If not, transplant it to a better location. If the problem appears to be over-fertilization, reduce the amount of fertilizer you’re using or stop using it altogether. Once you’ve addressed any issues with the planting site or fertilizer, give your lilac tree some water and time to see if it recovers.
If not, then unfortunately it may be time to say goodbye to your beloved tree.
How Can You Tell If a Lilac is Overwatered?
If a lilac is overwatered, the leaves will begin to yellow and drop off. The plant may also produce fewer flowers than normal. To check if your lilac is overwatered, stick your finger into the soil near the base of the plant.
If it feels soggy or wet, you need to water less often.
Lilac Bush Leaves Curling Turning Brown
If you have a lilac bush that is leaves are curling and turning brown, it is likely suffering from a fungal disease called lilac leaf blight. This disease is most common in late summer and early fall, when weather conditions are warm and wet. Lilac leaf blight can cause the leaves of your bush to turn yellow, brown, or black and curl up at the edges.
The affected leaves will eventually fall off the bush. If left untreated, lilac leaf blight can kill your entire bush. To prevent lilac leaf blight, make sure to plant your bush in an area that has good air circulation.
Avoid overhead watering and water only at the base of the plant. If possible, water in the morning so that the leaves have time to dry out before nightfall. Be sure to clean up any fallen leaves from around the plant as they can harbor the fungus that causes lilac leaf blight.
Finally, prune away any affected branches to help improve air circulation within the plant. If your lilac bush is already infected with lilac leaf blight, you can treat it with a fungicide containing copper or sulfur. Be sure to follow the directions on the label carefully and apply the fungicide every 7-10 days until the disease is under control.
If you have a lilac bush, you may have noticed that the leaves are turning brown. This is perfectly normal and nothing to worry about! Lilac bushes go through a process called dormancy, where they rest and regenerate for the winter months.

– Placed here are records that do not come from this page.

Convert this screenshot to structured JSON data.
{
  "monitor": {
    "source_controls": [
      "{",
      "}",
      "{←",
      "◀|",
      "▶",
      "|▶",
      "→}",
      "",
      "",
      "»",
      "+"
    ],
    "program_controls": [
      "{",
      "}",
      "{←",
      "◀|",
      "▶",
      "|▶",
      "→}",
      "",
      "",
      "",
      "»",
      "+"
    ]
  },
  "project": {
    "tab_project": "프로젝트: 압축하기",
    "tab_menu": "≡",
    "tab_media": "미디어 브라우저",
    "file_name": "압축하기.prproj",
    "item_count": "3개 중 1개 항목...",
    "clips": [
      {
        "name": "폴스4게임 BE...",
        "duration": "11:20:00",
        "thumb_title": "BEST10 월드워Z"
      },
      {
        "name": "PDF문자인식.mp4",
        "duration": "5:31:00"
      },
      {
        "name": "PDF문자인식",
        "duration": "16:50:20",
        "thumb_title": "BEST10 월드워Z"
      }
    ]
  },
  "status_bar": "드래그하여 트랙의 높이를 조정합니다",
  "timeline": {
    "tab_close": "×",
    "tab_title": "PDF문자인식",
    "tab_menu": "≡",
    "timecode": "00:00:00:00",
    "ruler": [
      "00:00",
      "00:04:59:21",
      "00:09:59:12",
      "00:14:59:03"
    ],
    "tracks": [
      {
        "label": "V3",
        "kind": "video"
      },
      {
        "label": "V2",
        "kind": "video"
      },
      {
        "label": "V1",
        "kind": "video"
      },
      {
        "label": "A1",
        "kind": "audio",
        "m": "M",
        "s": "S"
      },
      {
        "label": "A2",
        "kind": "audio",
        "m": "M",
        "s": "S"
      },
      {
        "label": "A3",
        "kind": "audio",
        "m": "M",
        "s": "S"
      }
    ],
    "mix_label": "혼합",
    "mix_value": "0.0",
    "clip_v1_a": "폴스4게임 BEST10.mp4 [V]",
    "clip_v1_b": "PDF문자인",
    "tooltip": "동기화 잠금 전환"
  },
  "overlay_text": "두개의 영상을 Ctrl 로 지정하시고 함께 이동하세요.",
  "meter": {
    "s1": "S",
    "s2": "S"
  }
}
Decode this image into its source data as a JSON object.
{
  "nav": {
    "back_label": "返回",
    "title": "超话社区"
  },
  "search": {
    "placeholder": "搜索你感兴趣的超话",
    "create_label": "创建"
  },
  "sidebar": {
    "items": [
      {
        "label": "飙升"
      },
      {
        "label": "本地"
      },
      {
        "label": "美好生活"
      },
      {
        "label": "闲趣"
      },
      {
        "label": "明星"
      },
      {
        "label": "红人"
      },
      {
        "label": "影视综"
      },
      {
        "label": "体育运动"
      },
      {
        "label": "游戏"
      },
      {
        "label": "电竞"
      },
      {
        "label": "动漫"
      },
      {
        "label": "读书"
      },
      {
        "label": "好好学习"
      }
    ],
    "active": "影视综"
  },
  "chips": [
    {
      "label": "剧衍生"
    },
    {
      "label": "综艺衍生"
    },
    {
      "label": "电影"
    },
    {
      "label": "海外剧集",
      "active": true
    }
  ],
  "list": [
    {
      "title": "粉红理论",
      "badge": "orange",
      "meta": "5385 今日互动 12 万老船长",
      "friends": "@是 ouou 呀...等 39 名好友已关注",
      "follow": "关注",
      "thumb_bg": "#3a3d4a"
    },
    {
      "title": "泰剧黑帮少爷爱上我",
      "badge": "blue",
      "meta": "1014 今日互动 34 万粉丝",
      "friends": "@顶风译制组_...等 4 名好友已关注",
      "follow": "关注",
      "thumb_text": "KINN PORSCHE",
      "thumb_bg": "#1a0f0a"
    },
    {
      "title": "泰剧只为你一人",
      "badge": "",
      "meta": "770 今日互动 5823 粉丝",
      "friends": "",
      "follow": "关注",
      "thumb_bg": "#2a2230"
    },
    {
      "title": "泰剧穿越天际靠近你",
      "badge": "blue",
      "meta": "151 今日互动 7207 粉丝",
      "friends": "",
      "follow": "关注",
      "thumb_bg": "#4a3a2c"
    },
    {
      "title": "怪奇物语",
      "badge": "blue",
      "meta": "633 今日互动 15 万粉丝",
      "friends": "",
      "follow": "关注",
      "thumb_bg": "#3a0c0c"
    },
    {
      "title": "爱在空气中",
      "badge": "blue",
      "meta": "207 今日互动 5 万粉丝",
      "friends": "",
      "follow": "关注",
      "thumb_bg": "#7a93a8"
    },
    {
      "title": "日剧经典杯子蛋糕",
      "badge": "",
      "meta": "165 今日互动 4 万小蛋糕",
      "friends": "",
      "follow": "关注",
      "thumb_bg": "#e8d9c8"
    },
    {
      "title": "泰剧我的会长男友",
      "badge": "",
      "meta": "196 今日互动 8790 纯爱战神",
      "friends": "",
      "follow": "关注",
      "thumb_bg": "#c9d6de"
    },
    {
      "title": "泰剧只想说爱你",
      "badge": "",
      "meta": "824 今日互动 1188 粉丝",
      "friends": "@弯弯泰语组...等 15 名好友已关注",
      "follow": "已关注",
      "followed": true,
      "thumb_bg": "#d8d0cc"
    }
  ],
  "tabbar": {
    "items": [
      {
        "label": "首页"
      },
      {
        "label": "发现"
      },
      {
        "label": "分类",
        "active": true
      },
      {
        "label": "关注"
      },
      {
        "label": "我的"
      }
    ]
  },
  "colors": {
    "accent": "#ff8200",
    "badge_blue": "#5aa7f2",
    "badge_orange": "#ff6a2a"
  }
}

The leaves turn brown as part of this process, but they will be back to their green selves come springtime. So don’t fret if your lilac bush looks a little bare right now – it’s just getting ready for its winter snooze.